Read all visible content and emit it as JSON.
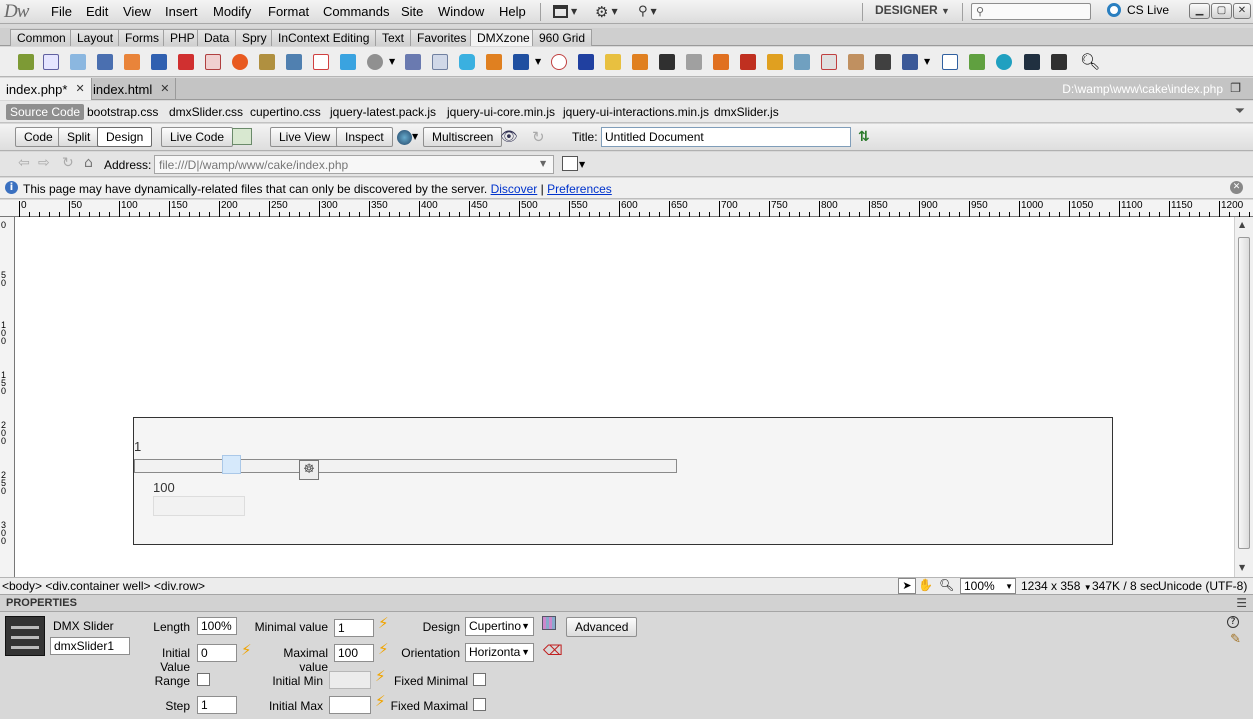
{
  "menubar": {
    "logo": "Dw",
    "items": [
      "File",
      "Edit",
      "View",
      "Insert",
      "Modify",
      "Format",
      "Commands",
      "Site",
      "Window",
      "Help"
    ],
    "workspace": "DESIGNER",
    "cslive": "CS Live"
  },
  "insert_tabs": [
    "Common",
    "Layout",
    "Forms",
    "PHP",
    "Data",
    "Spry",
    "InContext Editing",
    "Text",
    "Favorites",
    "DMXzone",
    "960 Grid"
  ],
  "insert_active": "DMXzone",
  "doc_tabs": [
    {
      "label": "index.php*"
    },
    {
      "label": "index.html"
    }
  ],
  "doc_path": "D:\\wamp\\www\\cake\\index.php",
  "related_files": [
    "Source Code",
    "bootstrap.css",
    "dmxSlider.css",
    "cupertino.css",
    "jquery-latest.pack.js",
    "jquery-ui-core.min.js",
    "jquery-ui-interactions.min.js",
    "dmxSlider.js"
  ],
  "doc_toolbar": {
    "code": "Code",
    "split": "Split",
    "design": "Design",
    "live_code": "Live Code",
    "live_view": "Live View",
    "inspect": "Inspect",
    "multiscreen": "Multiscreen",
    "title_label": "Title:",
    "title_value": "Untitled Document"
  },
  "browser_nav": {
    "address_label": "Address:",
    "address_value": "file:///D|/wamp/www/cake/index.php"
  },
  "infobar": {
    "message": "This page may have dynamically-related files that can only be discovered by the server.",
    "discover": "Discover",
    "sep": "|",
    "preferences": "Preferences"
  },
  "ruler_labels": [
    "0",
    "50",
    "100",
    "150",
    "200",
    "250",
    "300",
    "350",
    "400",
    "450",
    "500",
    "550",
    "600",
    "650",
    "700",
    "750",
    "800",
    "850",
    "900",
    "950",
    "1000",
    "1050",
    "1100",
    "1150",
    "1200"
  ],
  "vruler_labels": [
    "0",
    "50",
    "100",
    "150",
    "200",
    "250",
    "300"
  ],
  "canvas": {
    "min_value_text": "1",
    "max_value_text": "100"
  },
  "statusbar": {
    "tag_path": "<body> <div.container well> <div.row>",
    "zoom": "100%",
    "dimensions": "1234 x 358",
    "size": "347K / 8 sec",
    "encoding": "Unicode (UTF-8)"
  },
  "properties": {
    "header": "PROPERTIES",
    "widget_name": "DMX Slider",
    "widget_id": "dmxSlider1",
    "length_label": "Length",
    "length_value": "100%",
    "initial_value_label": "Initial Value",
    "initial_value": "0",
    "min_label": "Minimal value",
    "min_value": "1",
    "max_label": "Maximal value",
    "max_value": "100",
    "design_label": "Design",
    "design_value": "Cupertino",
    "orientation_label": "Orientation",
    "orientation_value": "Horizonta",
    "advanced": "Advanced",
    "range_label": "Range",
    "initial_min_label": "Initial Min",
    "fixed_min_label": "Fixed Minimal",
    "step_label": "Step",
    "step_value": "1",
    "initial_max_label": "Initial Max",
    "fixed_max_label": "Fixed Maximal"
  },
  "colors": {
    "accent": "#2a7fc0",
    "link": "#0033cc",
    "bolt": "#f0a400"
  }
}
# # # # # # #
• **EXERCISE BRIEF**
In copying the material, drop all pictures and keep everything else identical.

• **SOLUTION**
Read all visible content and emit it as JSON.
{
  "menubar": {
    "logo": "Dw",
    "items": [
      "File",
      "Edit",
      "View",
      "Insert",
      "Modify",
      "Format",
      "Commands",
      "Site",
      "Window",
      "Help"
    ],
    "workspace": "DESIGNER",
    "cslive": "CS Live"
  },
  "insert_tabs": [
    "Common",
    "Layout",
    "Forms",
    "PHP",
    "Data",
    "Spry",
    "InContext Editing",
    "Text",
    "Favorites",
    "DMXzone",
    "960 Grid"
  ],
  "insert_active": "DMXzone",
  "doc_tabs": [
    {
      "label": "index.php*"
    },
    {
      "label": "index.html"
    }
  ],
  "doc_path": "D:\\wamp\\www\\cake\\index.php",
  "related_files": [
    "Source Code",
    "bootstrap.css",
    "dmxSlider.css",
    "cupertino.css",
    "jquery-latest.pack.js",
    "jquery-ui-core.min.js",
    "jquery-ui-interactions.min.js",
    "dmxSlider.js"
  ],
  "doc_toolbar": {
    "code": "Code",
    "split": "Split",
    "design": "Design",
    "live_code": "Live Code",
    "live_view": "Live View",
    "inspect": "Inspect",
    "multiscreen": "Multiscreen",
    "title_label": "Title:",
    "title_value": "Untitled Document"
  },
  "browser_nav": {
    "address_label": "Address:",
    "address_value": "file:///D|/wamp/www/cake/index.php"
  },
  "infobar": {
    "message": "This page may have dynamically-related files that can only be discovered by the server.",
    "discover": "Discover",
    "sep": "|",
    "preferences": "Preferences"
  },
  "ruler_labels": [
    "0",
    "50",
    "100",
    "150",
    "200",
    "250",
    "300",
    "350",
    "400",
    "450",
    "500",
    "550",
    "600",
    "650",
    "700",
    "750",
    "800",
    "850",
    "900",
    "950",
    "1000",
    "1050",
    "1100",
    "1150",
    "1200"
  ],
  "vruler_labels": [
    "0",
    "50",
    "100",
    "150",
    "200",
    "250",
    "300"
  ],
  "canvas": {
    "min_value_text": "1",
    "max_value_text": "100"
  },
  "statusbar": {
    "tag_path": "<body> <div.container well> <div.row>",
    "zoom": "100%",
    "dimensions": "1234 x 358",
    "size": "347K / 8 sec",
    "encoding": "Unicode (UTF-8)"
  },
  "properties": {
    "header": "PROPERTIES",
    "widget_name": "DMX Slider",
    "widget_id": "dmxSlider1",
    "length_label": "Length",
    "length_value": "100%",
    "initial_value_label": "Initial Value",
    "initial_value": "0",
    "min_label": "Minimal value",
    "min_value": "1",
    "max_label": "Maximal value",
    "max_value": "100",
    "design_label": "Design",
    "design_value": "Cupertino",
    "orientation_label": "Orientation",
    "orientation_value": "Horizonta",
    "advanced": "Advanced",
    "range_label": "Range",
    "initial_min_label": "Initial Min",
    "fixed_min_label": "Fixed Minimal",
    "step_label": "Step",
    "step_value": "1",
    "initial_max_label": "Initial Max",
    "fixed_max_label": "Fixed Maximal"
  },
  "colors": {
    "accent": "#2a7fc0",
    "link": "#0033cc",
    "bolt": "#f0a400"
  }
}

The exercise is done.